Source: Health Quality and Safety Commission
On International Women’s Day, the Health Quality & Safety Commission (the Commission) is highlighting the importance of having wāhine Māori and Pacific women in leadership positions to improve the quality, safety and equity of the health system.
Stephanie Turner, director Māori health outcomes at the Commission, highlights the current lack of wāhine Māori and Pacific women in decision-making positions and the impact of this on quality and safety.
‘The health system privileges Western knowledge systems and norms. These have a direct link to the unacceptable health inequities we see for Māori and Pacific communities.
‘It is up to all of us to understand and address this, so more wāhine Māori and Pacific women are at every decision-making table. It’s important for those who have experienced the direct and daily impacts, stress and loss caused by inequities to design health care systems and models to improve outcomes.’
Building sector leadership and capability is central to the Commission’s improvement work. Its improving leadership and capability programme highlights the connection between having a diverse, capable workforce and better patient care and outcomes.
The programme emphasises that quality and safety are top priorities for building a more responsive, equitable health care system. Together with patients and their whānau, a capable workforce with diverse leadership can apply their collective knowledge and skills to meeting the needs of patients.
Stephanie Turner says the quality and safety of health services for all New Zealanders can only improve with more wāhine Māori and Pacific women in leadership positions.
‘Models of care that are closely connected into and with communities would be the norm, as would commissioning and funding models that enable Māori and Pacific whānau and consumers to design services in settings that work for them. Mātauranga [Māori knowledge] solutions in health systems, services and practices would be enabled.

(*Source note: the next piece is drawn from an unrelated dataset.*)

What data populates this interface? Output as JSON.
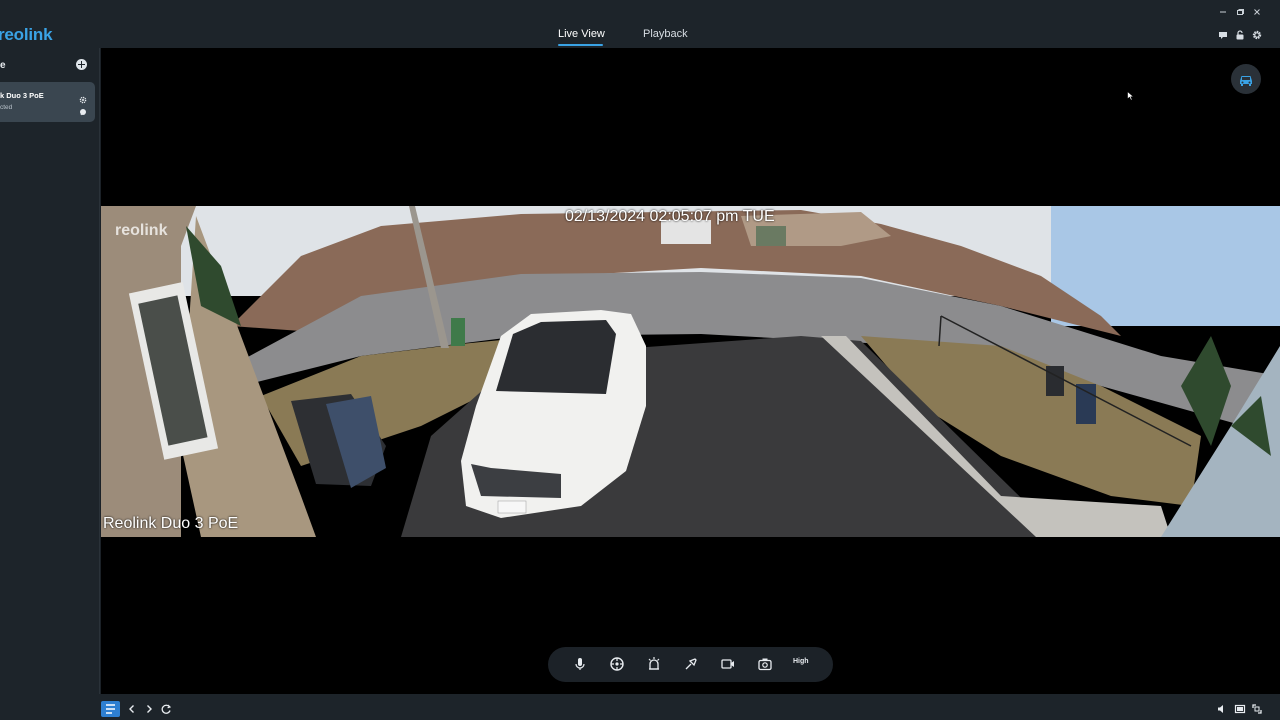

‘It is not about employing one or two wāhine Māori and Pacific women into leadership positions,’ she says, ‘but about redressing the balance so there is an impact on organisational culture and an improvement in the overall quality and safety of our health system.’